Prime Minister Allen Chastanet, speaking to reporters after a meeting of various stakeholders here said that St Lucia is beefing up border controls to deal with the situation.

“My government is exploring every single thing . . . I don’t want anybody to believe we have a corona case, but the fact is it is in the neighbourhood and the likelihood is that we are susceptible and therefore we must prepare our country.”

Chastanet said that the government has adopted the practice that the Chief Medical Officer and her delegates are the only people to speak on any technical issue relating to the virus.

‘There are phone numbers available to people, so anybody who has any information, before you make it public, please confirm it or you have doubts.

“So the mechanism to be able to clarify information is there. Anything you getting overseas and you are not sure, call up the Ministry of Health to get it clarified and because we are doing that and because we have narrowed our point of dissemination of information we are going to be using cyber technology in order to be able to track anybody who has put out any information that’s erroneous and in particularly to create panic in our country,” he said.

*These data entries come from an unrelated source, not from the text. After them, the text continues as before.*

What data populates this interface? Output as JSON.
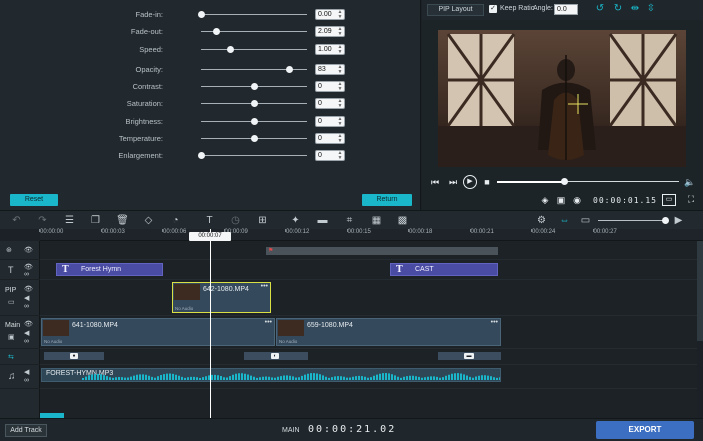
{
  "properties": {
    "rows": [
      {
        "label": "Fade-in:",
        "value": "0.00",
        "level": 0
      },
      {
        "label": "Fade-out:",
        "value": "2.09",
        "level": 0.14
      },
      {
        "label": "Speed:",
        "value": "1.00",
        "level": 0.27
      },
      {
        "label": "Opacity:",
        "value": "83",
        "level": 0.83
      },
      {
        "label": "Contrast:",
        "value": "0",
        "level": 0.5
      },
      {
        "label": "Saturation:",
        "value": "0",
        "level": 0.5
      },
      {
        "label": "Brightness:",
        "value": "0",
        "level": 0.5
      },
      {
        "label": "Temperature:",
        "value": "0",
        "level": 0.5
      },
      {
        "label": "Enlargement:",
        "value": "0",
        "level": 0
      }
    ],
    "reset_label": "Reset",
    "return_label": "Return"
  },
  "preview": {
    "pip_layout_label": "PIP Layout",
    "keep_ratio_label": "Keep Ratio",
    "keep_ratio_checked": true,
    "angle_label": "Angle:",
    "angle_value": "0.0",
    "timecode": "00:00:01.15",
    "seek_progress": 0.37
  },
  "ruler": {
    "ticks": [
      "00:00:00",
      "00:00:03",
      "00:00:06",
      "00:00:09",
      "00:00:12",
      "00:00:15",
      "00:00:18",
      "00:00:21",
      "00:00:24",
      "00:00:27"
    ],
    "playhead_time": "00:00:07"
  },
  "tracks": {
    "pip_label": "PIP",
    "main_label": "Main"
  },
  "clips": {
    "title1": "Forest Hymn",
    "title2": "CAST",
    "pip_clip": "642-1080.MP4",
    "main1": "641-1080.MP4",
    "main2": "659-1080.MP4",
    "no_audio": "No Audio",
    "audio": "FOREST-HYMN.MP3"
  },
  "bottom": {
    "add_track": "Add Track",
    "main_label": "MAIN",
    "main_time": "00:00:21.02",
    "export": "EXPORT"
  },
  "colors": {
    "accent": "#19b7c9",
    "export": "#3c6fc1",
    "title_clip": "#4a4ba3",
    "pip_selection": "#d8e043"
  }
}
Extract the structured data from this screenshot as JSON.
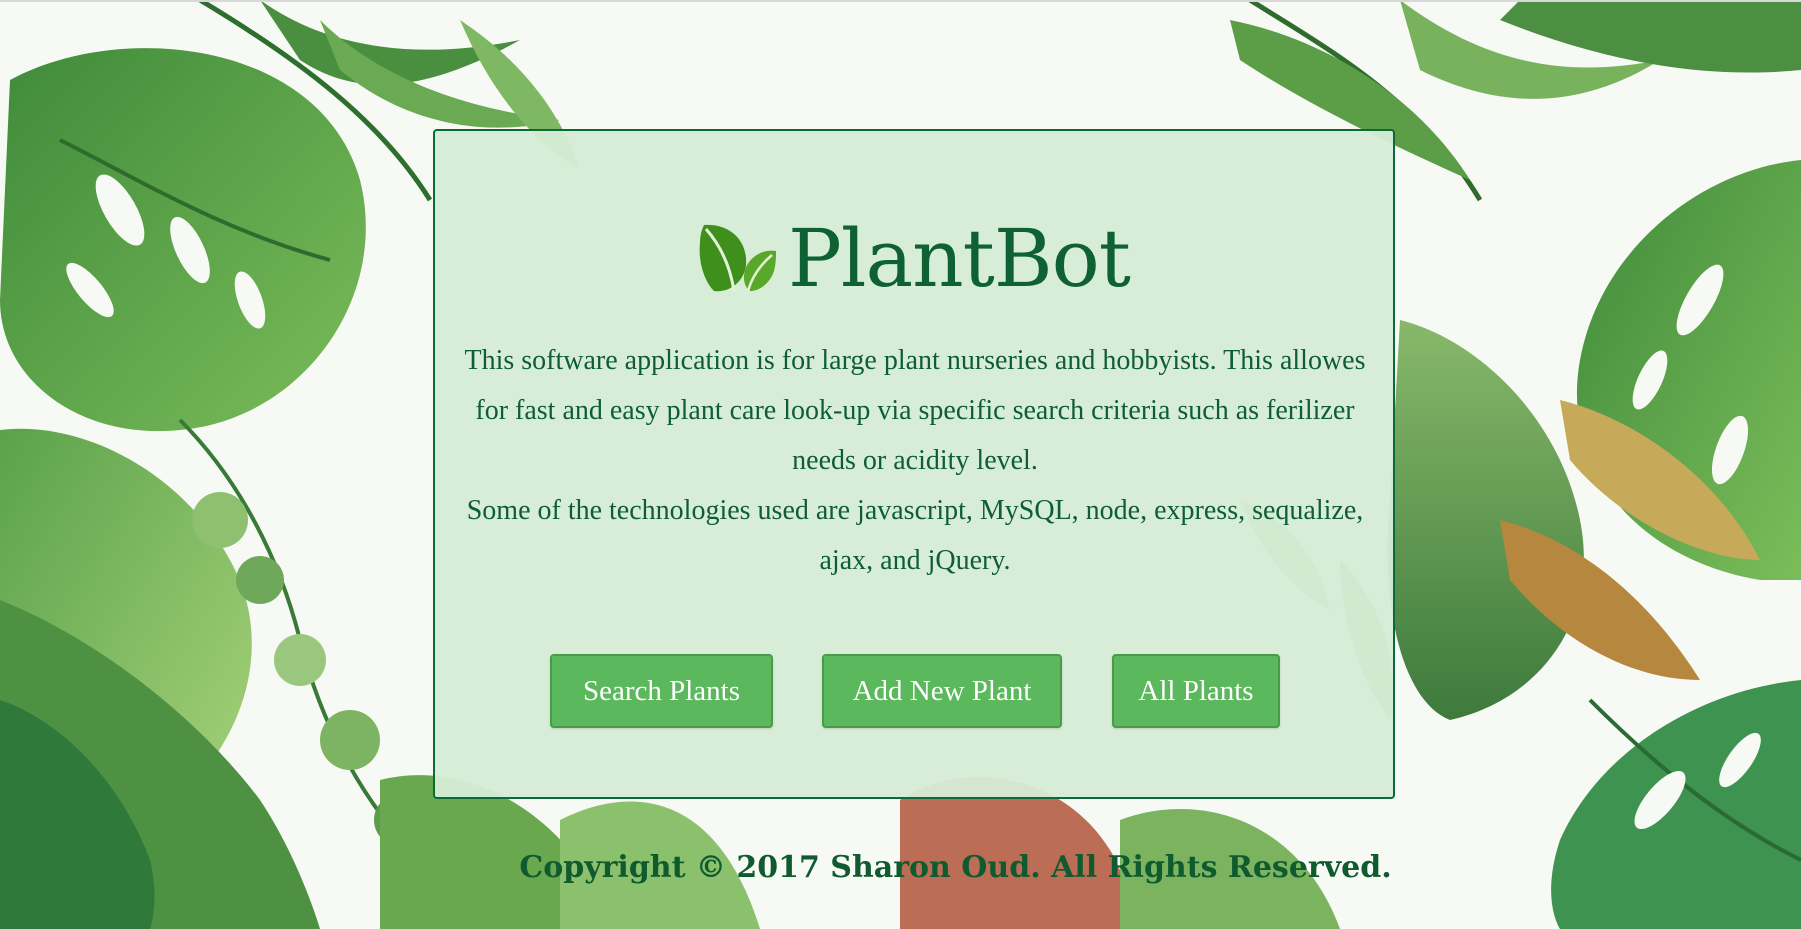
{
  "app": {
    "title": "PlantBot"
  },
  "description": {
    "paragraph1": "This software application is for large plant nurseries and hobbyists. This allowes for fast and easy plant care look-up via specific search criteria such as ferilizer needs or acidity level.",
    "paragraph2": "Some of the technologies used are javascript, MySQL, node, express, sequalize, ajax, and jQuery."
  },
  "buttons": {
    "search_label": "Search Plants",
    "add_label": "Add New Plant",
    "all_label": "All Plants"
  },
  "footer": {
    "copyright": "Copyright © 2017 Sharon Oud. All Rights Reserved."
  },
  "colors": {
    "brand_green": "#0d6133",
    "button_green": "#5cb85c",
    "panel_bg": "#d6ecd6",
    "panel_border": "#0a6a3a"
  },
  "icons": {
    "logo": "leaf-icon",
    "background": "tropical-foliage-illustration"
  }
}
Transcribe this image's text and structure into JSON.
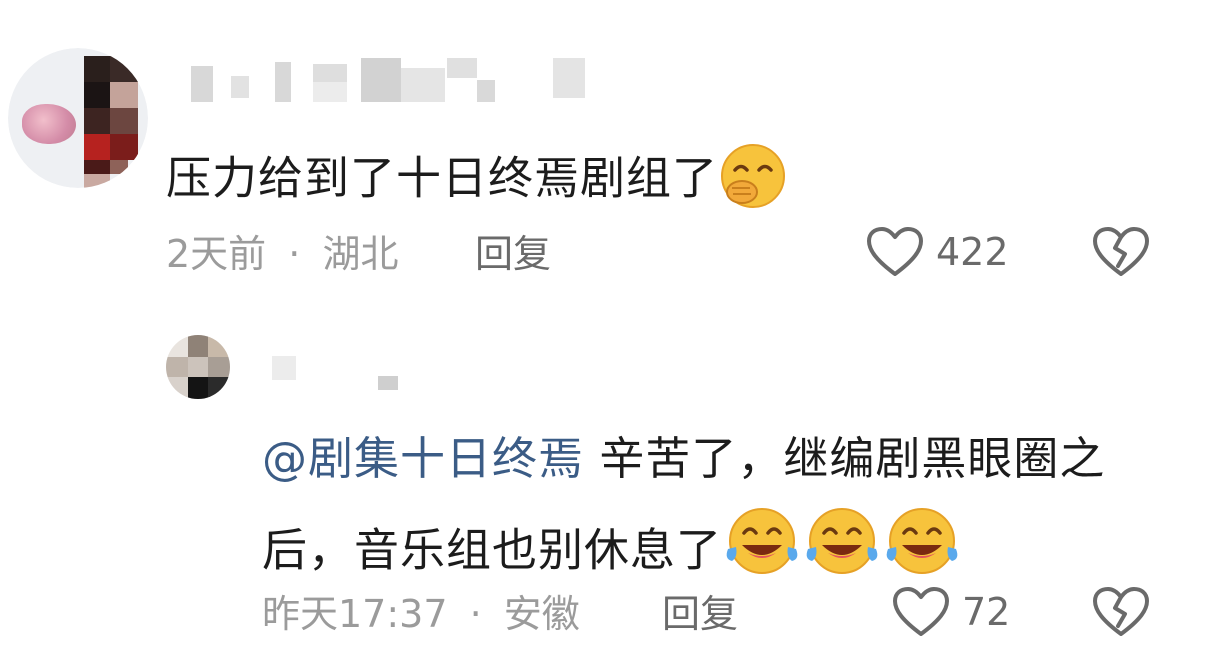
{
  "comments": [
    {
      "text": "压力给到了十日终焉剧组了",
      "emoji": "covering-mouth-smile",
      "time": "2天前",
      "location": "湖北",
      "separator": "·",
      "reply_label": "回复",
      "likes": "422"
    },
    {
      "mention": "@剧集十日终焉",
      "text": " 辛苦了，继编剧黑眼圈之后，音乐组也别休息了",
      "emojis": [
        "tears-of-joy",
        "tears-of-joy",
        "tears-of-joy"
      ],
      "time": "昨天17:37",
      "location": "安徽",
      "separator": "·",
      "reply_label": "回复",
      "likes": "72"
    }
  ],
  "colors": {
    "mention": "#3b5c86",
    "meta": "#9b9b9b",
    "action": "#6a6a6a",
    "text": "#1c1c1c"
  },
  "icons": [
    "heart-outline-icon",
    "broken-heart-icon"
  ]
}
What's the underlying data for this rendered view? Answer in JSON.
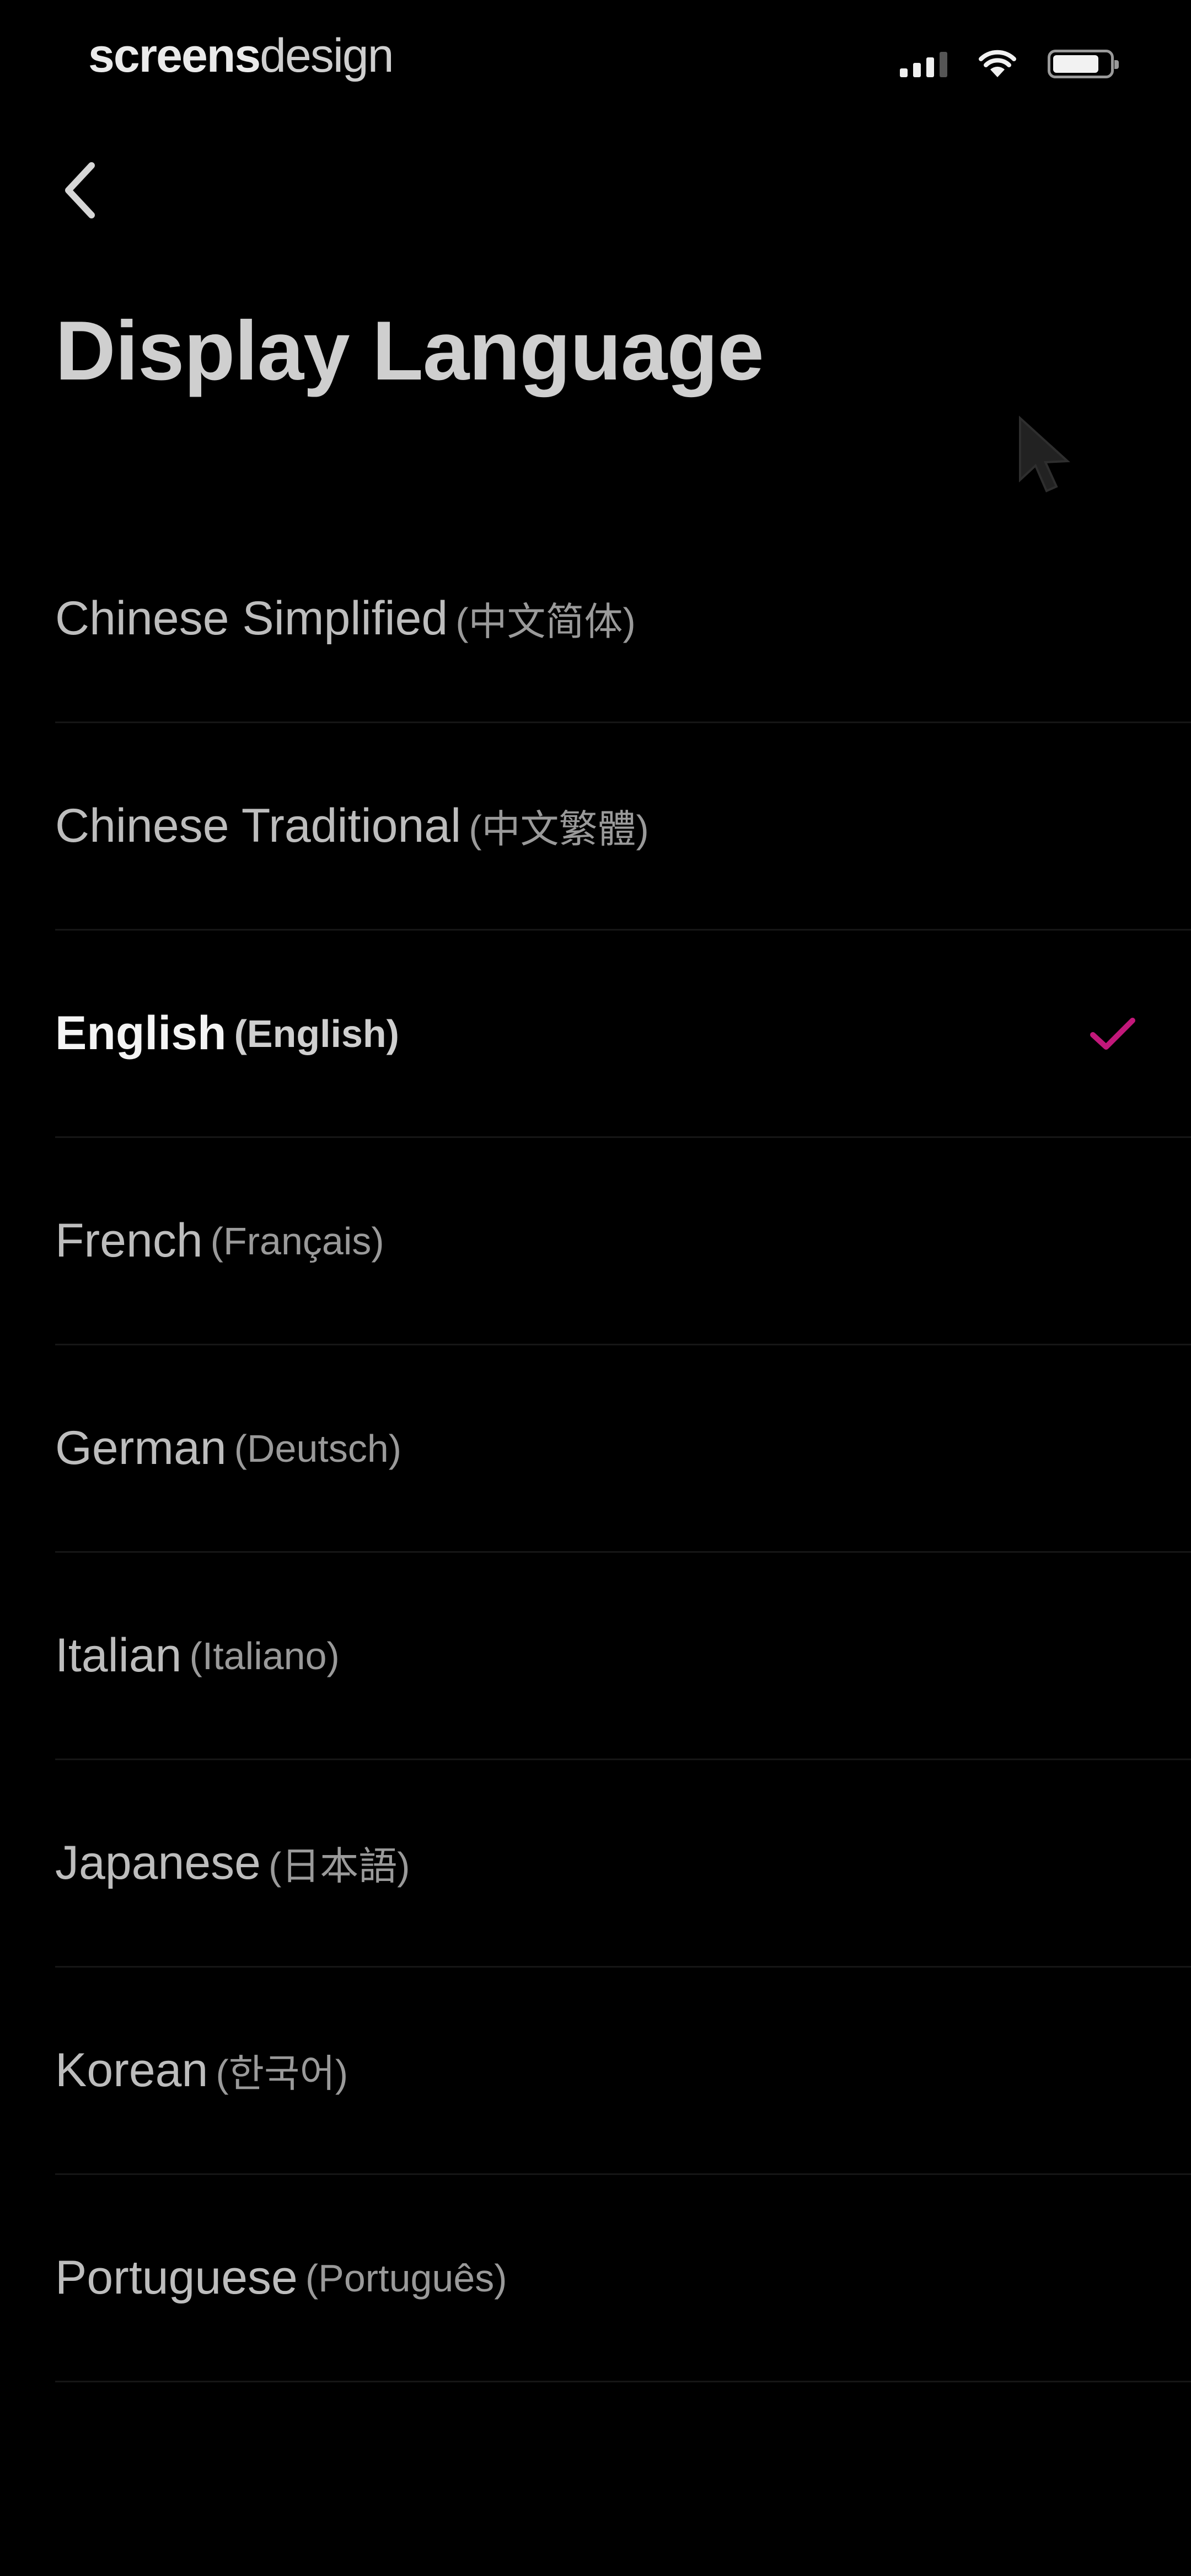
{
  "status_bar": {
    "watermark_bold": "screens",
    "watermark_light": "design"
  },
  "header": {
    "back_icon": "chevron-left-icon",
    "title": "Display Language"
  },
  "colors": {
    "background": "#000000",
    "accent": "#c2187a"
  },
  "languages": [
    {
      "label": "Chinese Simplified",
      "native": "(中文简体)",
      "selected": false
    },
    {
      "label": "Chinese Traditional",
      "native": "(中文繁體)",
      "selected": false
    },
    {
      "label": "English",
      "native": "(English)",
      "selected": true
    },
    {
      "label": "French",
      "native": "(Français)",
      "selected": false
    },
    {
      "label": "German",
      "native": "(Deutsch)",
      "selected": false
    },
    {
      "label": "Italian",
      "native": "(Italiano)",
      "selected": false
    },
    {
      "label": "Japanese",
      "native": "(日本語)",
      "selected": false
    },
    {
      "label": "Korean",
      "native": "(한국어)",
      "selected": false
    },
    {
      "label": "Portuguese",
      "native": "(Português)",
      "selected": false
    }
  ]
}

“What we don’t need is panic and we will prosecute anyone that is doing that and we are going to continue to articulate that position,” Chastanet said, reiterating that all official information will come from the Ministry of Health.

“Any information you receive from a technical basis from another ministry you could immediately say is fake,” he added.

He said the Prime Minister’s Office will also be used to keep the public updated on the virus for which there is no known vaccine.

Chastanet also announced that his administration is considering the use of Rat Island, located off Choc Beach, as a quarantine zone in case there is a confirmed case of coronavirus here.

“We are looking at Rat Island which still remains in our laws as a place for quarantine,” he said.

The government-owned island was a quarantine centre for small pox victims. Then it was abandoned until 1994.

Last weekend, three Caribbean countries including the Dominican Republic, confirmed they had recorded a case of the virus that began in China where most of the deaths have been recorded.